» Problem: Copy each line of the following data that contains "McQueen".

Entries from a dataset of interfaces
----------

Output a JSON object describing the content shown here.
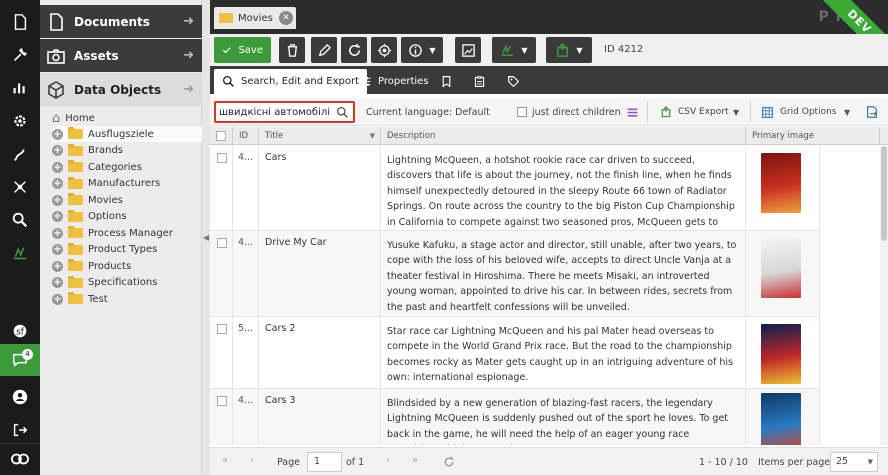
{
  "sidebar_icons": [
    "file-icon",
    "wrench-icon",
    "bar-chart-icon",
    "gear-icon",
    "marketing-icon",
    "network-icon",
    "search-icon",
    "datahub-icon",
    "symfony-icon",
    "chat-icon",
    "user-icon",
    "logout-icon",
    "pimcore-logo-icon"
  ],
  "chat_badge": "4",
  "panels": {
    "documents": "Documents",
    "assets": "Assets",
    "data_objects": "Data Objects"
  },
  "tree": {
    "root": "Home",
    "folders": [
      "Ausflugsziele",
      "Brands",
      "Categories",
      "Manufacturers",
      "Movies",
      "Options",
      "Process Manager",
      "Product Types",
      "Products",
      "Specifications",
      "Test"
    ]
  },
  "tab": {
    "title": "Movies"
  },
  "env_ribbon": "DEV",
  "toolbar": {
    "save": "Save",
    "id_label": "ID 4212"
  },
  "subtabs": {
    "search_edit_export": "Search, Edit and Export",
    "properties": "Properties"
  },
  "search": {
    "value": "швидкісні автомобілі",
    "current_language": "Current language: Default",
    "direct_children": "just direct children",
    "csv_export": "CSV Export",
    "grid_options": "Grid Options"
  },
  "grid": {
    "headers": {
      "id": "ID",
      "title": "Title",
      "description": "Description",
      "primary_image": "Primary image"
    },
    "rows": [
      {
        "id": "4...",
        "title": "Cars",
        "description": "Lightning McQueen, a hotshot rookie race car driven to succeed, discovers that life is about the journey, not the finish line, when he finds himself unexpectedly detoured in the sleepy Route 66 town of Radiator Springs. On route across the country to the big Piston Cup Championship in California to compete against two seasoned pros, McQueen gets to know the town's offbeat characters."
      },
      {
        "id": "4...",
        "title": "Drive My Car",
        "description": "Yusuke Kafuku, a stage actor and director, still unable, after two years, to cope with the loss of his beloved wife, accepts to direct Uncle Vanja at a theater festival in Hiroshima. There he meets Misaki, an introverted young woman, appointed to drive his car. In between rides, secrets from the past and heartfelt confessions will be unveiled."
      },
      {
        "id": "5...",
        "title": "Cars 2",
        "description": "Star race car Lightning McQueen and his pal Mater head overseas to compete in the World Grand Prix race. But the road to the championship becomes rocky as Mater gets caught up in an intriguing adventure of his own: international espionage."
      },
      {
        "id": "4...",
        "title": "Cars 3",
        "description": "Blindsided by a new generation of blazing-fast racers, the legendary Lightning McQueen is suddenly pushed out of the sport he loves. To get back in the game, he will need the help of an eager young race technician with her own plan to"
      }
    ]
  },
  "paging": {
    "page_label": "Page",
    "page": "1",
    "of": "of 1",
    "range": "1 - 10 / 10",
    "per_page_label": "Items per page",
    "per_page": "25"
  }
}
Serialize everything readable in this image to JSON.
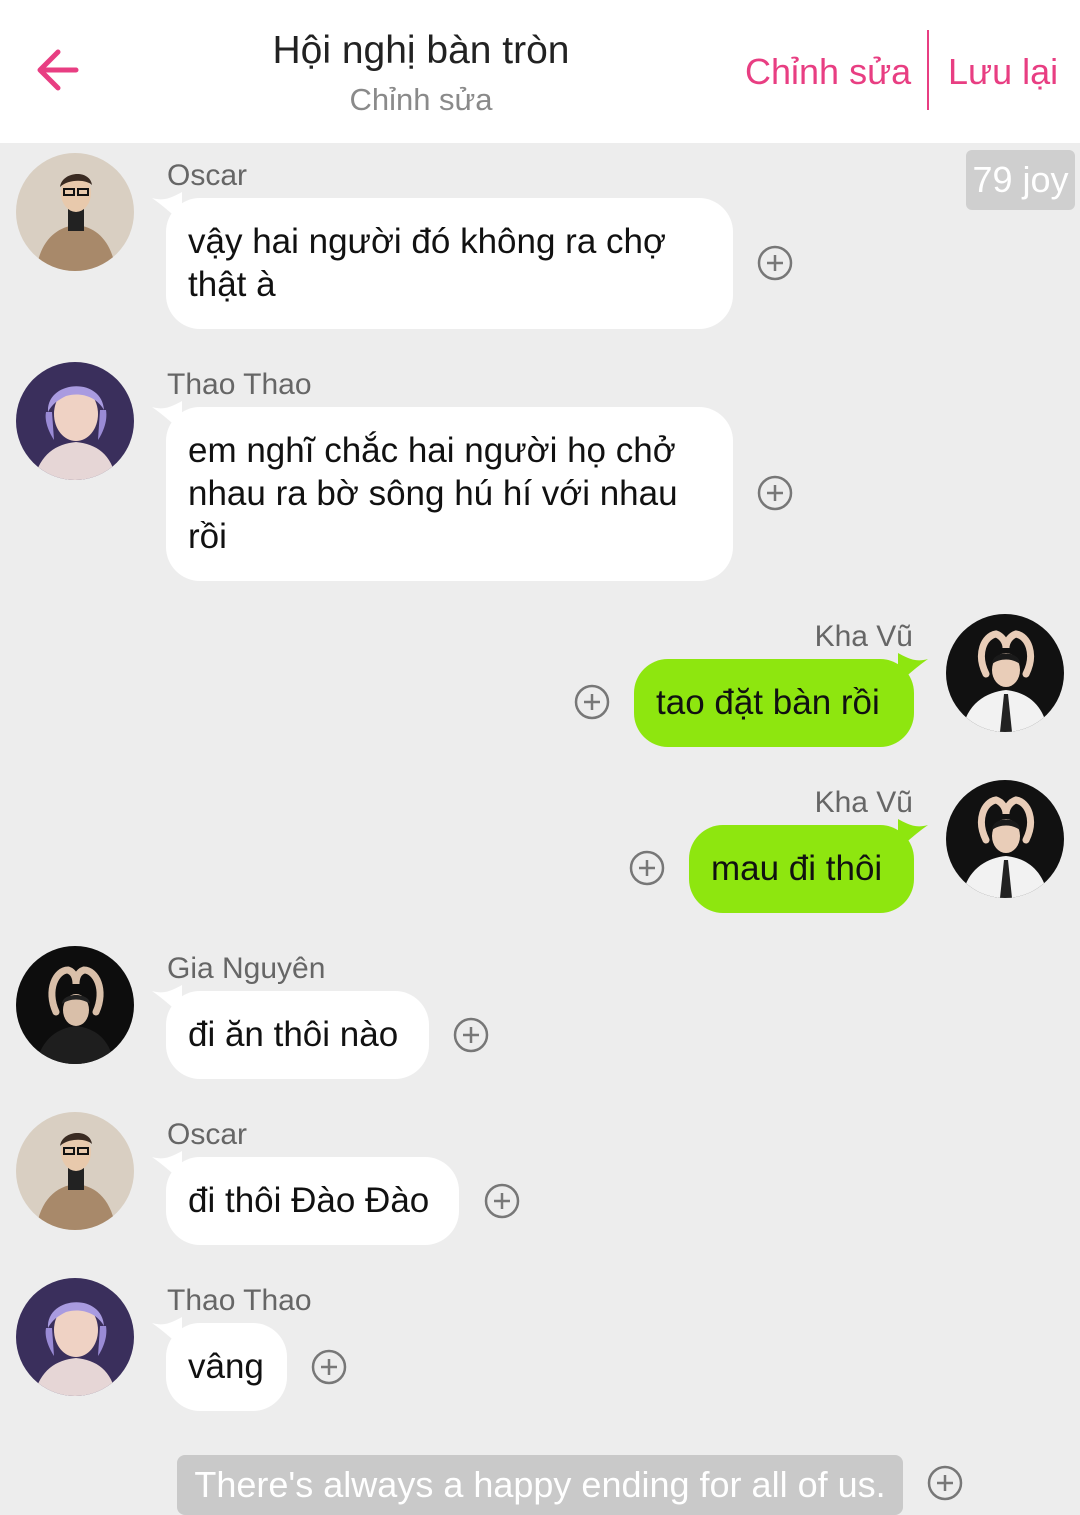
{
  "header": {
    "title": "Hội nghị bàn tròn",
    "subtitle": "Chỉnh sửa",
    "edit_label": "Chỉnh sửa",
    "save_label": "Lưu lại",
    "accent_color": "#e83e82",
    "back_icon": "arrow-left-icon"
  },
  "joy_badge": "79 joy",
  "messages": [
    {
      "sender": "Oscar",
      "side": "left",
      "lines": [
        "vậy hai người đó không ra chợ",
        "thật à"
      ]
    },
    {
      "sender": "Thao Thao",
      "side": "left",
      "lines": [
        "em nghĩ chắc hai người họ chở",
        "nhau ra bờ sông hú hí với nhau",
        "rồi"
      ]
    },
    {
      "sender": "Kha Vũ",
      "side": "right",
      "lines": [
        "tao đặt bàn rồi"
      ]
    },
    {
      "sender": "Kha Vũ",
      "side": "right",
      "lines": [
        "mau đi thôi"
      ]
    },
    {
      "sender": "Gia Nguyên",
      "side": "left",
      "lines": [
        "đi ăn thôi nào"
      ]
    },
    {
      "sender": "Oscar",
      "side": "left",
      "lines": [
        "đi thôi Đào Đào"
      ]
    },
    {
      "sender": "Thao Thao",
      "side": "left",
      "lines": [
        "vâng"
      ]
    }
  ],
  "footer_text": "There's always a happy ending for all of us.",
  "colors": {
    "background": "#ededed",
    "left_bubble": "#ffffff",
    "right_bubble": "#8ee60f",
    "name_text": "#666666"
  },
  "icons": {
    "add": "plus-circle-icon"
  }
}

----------

» Exercise output:
        "description": "Lightning McQueen, a hotshot rookie race car driven to succeed, discovers that life is about the journey, not the finish line, when he finds himself unexpectedly detoured in the sleepy Route 66 town of Radiator Springs. On route across the country to the big Piston Cup Championship in California to compete against two seasoned pros, McQueen gets to know the town's offbeat characters."
        "description": "Star race car Lightning McQueen and his pal Mater head overseas to compete in the World Grand Prix race. But the road to the championship becomes rocky as Mater gets caught up in an intriguing adventure of his own: international espionage."
        "description": "Blindsided by a new generation of blazing-fast racers, the legendary Lightning McQueen is suddenly pushed out of the sport he loves. To get back in the game, he will need the help of an eager young race technician with her own plan to"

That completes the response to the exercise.